The original project that spawned this blog asked the question: Was EPCOT a smart city? The term “smart city” has sprung up in the early 21st century to describe any city using new technology and data-driven strategies to improve the lives of residents. Dr. Margarita Angelidou, in her paper titled “The Role of Smart City Characteristics in the Plans of Fifteen Cities,” lays out 10 characteristics of smart cities, and sees how well various modern smart city projects measure up. Here, I’d like to do the same for Walt Disney’s Experimental Prototype Community of Tomorrow. Read more

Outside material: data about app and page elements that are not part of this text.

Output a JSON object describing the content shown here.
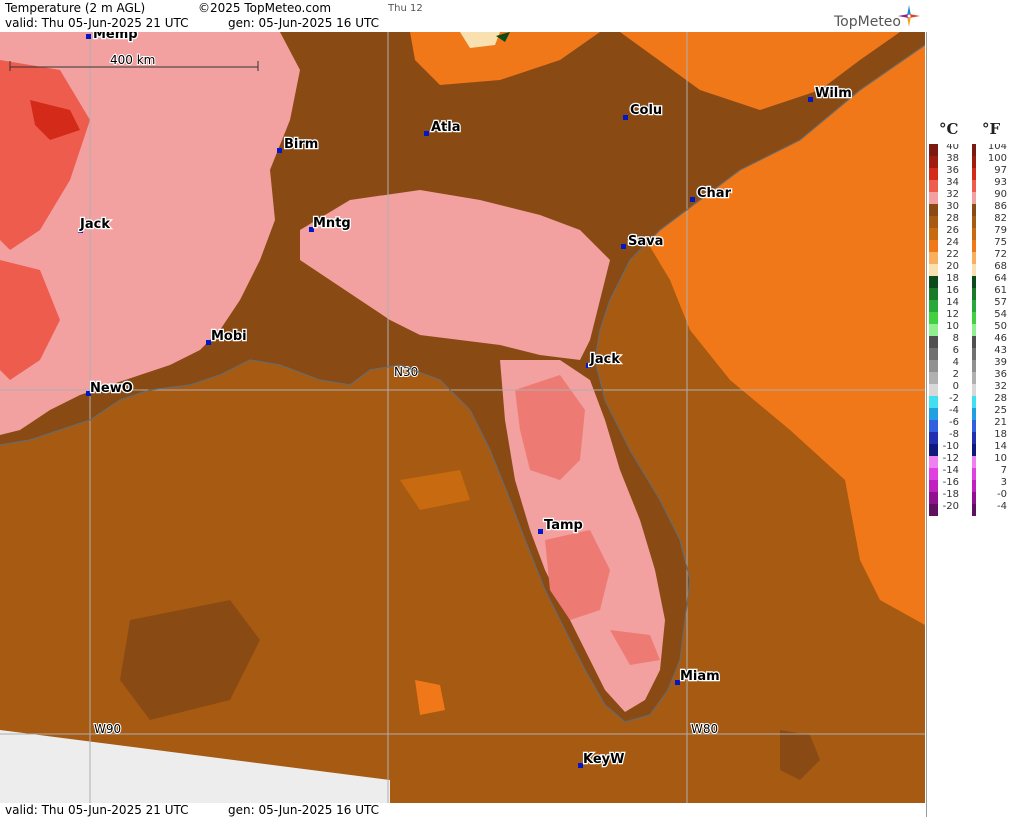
{
  "header": {
    "parameter": "Temperature (2 m AGL)",
    "copyright": "©2025 TopMeteo.com",
    "day_tab": "Thu 12",
    "valid": "valid:  Thu  05-Jun-2025  21 UTC",
    "generated": "gen:  05-Jun-2025 16 UTC",
    "logo": "TopMeteo"
  },
  "footer": {
    "valid": "valid:  Thu  05-Jun-2025  21 UTC",
    "generated": "gen:  05-Jun-2025 16 UTC"
  },
  "scale_bar": {
    "label": "400 km"
  },
  "grid_labels": {
    "lat": "N30",
    "lon_w90": "W90",
    "lon_w80": "W80"
  },
  "cities": [
    {
      "id": "memp",
      "name": "Memp"
    },
    {
      "id": "birm",
      "name": "Birm"
    },
    {
      "id": "atla",
      "name": "Atla"
    },
    {
      "id": "colu",
      "name": "Colu"
    },
    {
      "id": "wilm",
      "name": "Wilm"
    },
    {
      "id": "char",
      "name": "Char"
    },
    {
      "id": "sava",
      "name": "Sava"
    },
    {
      "id": "jack-ms",
      "name": "Jack"
    },
    {
      "id": "mntg",
      "name": "Mntg"
    },
    {
      "id": "mobi",
      "name": "Mobi"
    },
    {
      "id": "newo",
      "name": "NewO"
    },
    {
      "id": "jack-fl",
      "name": "Jack"
    },
    {
      "id": "tamp",
      "name": "Tamp"
    },
    {
      "id": "miam",
      "name": "Miam"
    },
    {
      "id": "keyw",
      "name": "KeyW"
    }
  ],
  "legend": {
    "unit_c": "°C",
    "unit_f": "°F",
    "rows": [
      {
        "c": "40",
        "f": "104",
        "color": "#7a1a10"
      },
      {
        "c": "38",
        "f": "100",
        "color": "#a01c10"
      },
      {
        "c": "36",
        "f": "97",
        "color": "#d42a1a"
      },
      {
        "c": "34",
        "f": "93",
        "color": "#ee5c4e"
      },
      {
        "c": "32",
        "f": "90",
        "color": "#f2a0a0"
      },
      {
        "c": "30",
        "f": "86",
        "color": "#8a4a14"
      },
      {
        "c": "28",
        "f": "82",
        "color": "#a65a12"
      },
      {
        "c": "26",
        "f": "79",
        "color": "#c86a10"
      },
      {
        "c": "24",
        "f": "75",
        "color": "#f07818"
      },
      {
        "c": "22",
        "f": "72",
        "color": "#f8b060"
      },
      {
        "c": "20",
        "f": "68",
        "color": "#f8e0b0"
      },
      {
        "c": "18",
        "f": "64",
        "color": "#0b4a1a"
      },
      {
        "c": "16",
        "f": "61",
        "color": "#1a7a2a"
      },
      {
        "c": "14",
        "f": "57",
        "color": "#26a83a"
      },
      {
        "c": "12",
        "f": "54",
        "color": "#40d040"
      },
      {
        "c": "10",
        "f": "50",
        "color": "#90f090"
      },
      {
        "c": "8",
        "f": "46",
        "color": "#505050"
      },
      {
        "c": "6",
        "f": "43",
        "color": "#707070"
      },
      {
        "c": "4",
        "f": "39",
        "color": "#909090"
      },
      {
        "c": "2",
        "f": "36",
        "color": "#b0b0b0"
      },
      {
        "c": "0",
        "f": "32",
        "color": "#d8d8d8"
      },
      {
        "c": "-2",
        "f": "28",
        "color": "#40e0f0"
      },
      {
        "c": "-4",
        "f": "25",
        "color": "#20a0e0"
      },
      {
        "c": "-6",
        "f": "21",
        "color": "#3060e0"
      },
      {
        "c": "-8",
        "f": "18",
        "color": "#2030b0"
      },
      {
        "c": "-10",
        "f": "14",
        "color": "#101880"
      },
      {
        "c": "-12",
        "f": "10",
        "color": "#f080f0"
      },
      {
        "c": "-14",
        "f": "7",
        "color": "#e040e0"
      },
      {
        "c": "-16",
        "f": "3",
        "color": "#c020c0"
      },
      {
        "c": "-18",
        "f": "-0",
        "color": "#901090"
      },
      {
        "c": "-20",
        "f": "-4",
        "color": "#601060"
      }
    ]
  }
}
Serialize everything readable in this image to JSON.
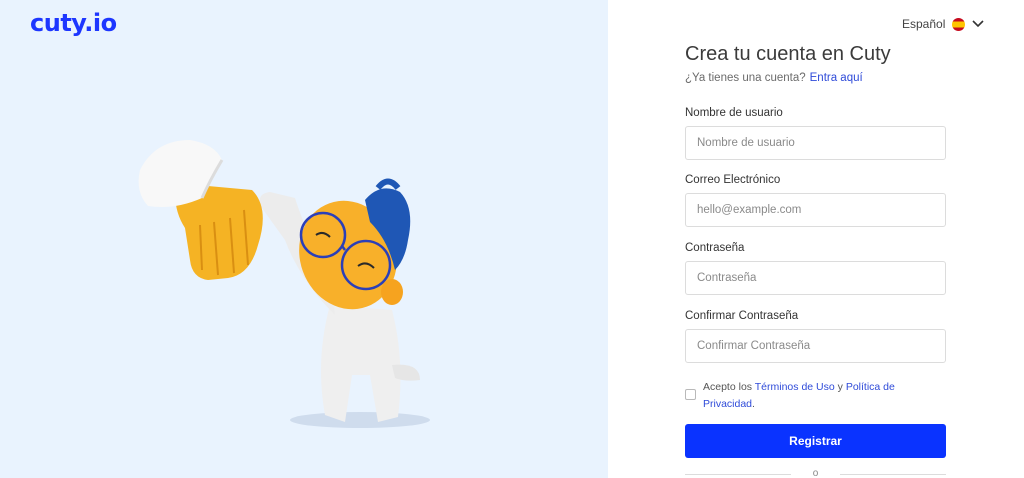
{
  "brand": {
    "logo_text": "cuty.io",
    "accent_color": "#0a33ff"
  },
  "language": {
    "selected": "Español",
    "flag_icon": "spain-flag-icon",
    "dropdown_icon": "chevron-down-icon"
  },
  "form": {
    "title": "Crea tu cuenta en Cuty",
    "have_account_text": "¿Ya tienes una cuenta?",
    "login_link": "Entra aquí",
    "fields": [
      {
        "label": "Nombre de usuario",
        "placeholder": "Nombre de usuario"
      },
      {
        "label": "Correo Electrónico",
        "placeholder": "hello@example.com"
      },
      {
        "label": "Contraseña",
        "placeholder": "Contraseña"
      },
      {
        "label": "Confirmar Contraseña",
        "placeholder": "Confirmar Contraseña"
      }
    ],
    "terms": {
      "prefix": "Acepto los",
      "terms_link": "Términos de Uso",
      "conjunction": "y",
      "privacy_link": "Política de Privacidad",
      "suffix": "."
    },
    "submit_label": "Registrar",
    "divider_text": "o"
  }
}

On October 27, 1966, just a few months before his death, Walt Disney recorded a 25-minute film in which he laid out a grand plan for the 27,000 acres his company had recently purchased in central Florida. Speculation had been rampant, but this “Florida Film” was the first time Disney showed his hand. It was here that he detailed plans for what would become the Magic Kingdom and, eventually, Walt Disney World Resort, but this was far from the film’s focus. Instead, Disney was proposing an Experimental Prototype Community Of Tomorrow. EPCOT, as it would be called, would be a city of 20,000, drawing on the “new ideas and new technologies” of American industry.
The Epcot Center, which opened in 1981 and remains in operation, is not this city. Only now are governments, companies, and people around the world beginning to build communities as forward thinking as EPCOT was in 1966. As the foundations of today’s smart cities are laid, we should take a moment to ask what Walt Disney’s vision can tell us about our future.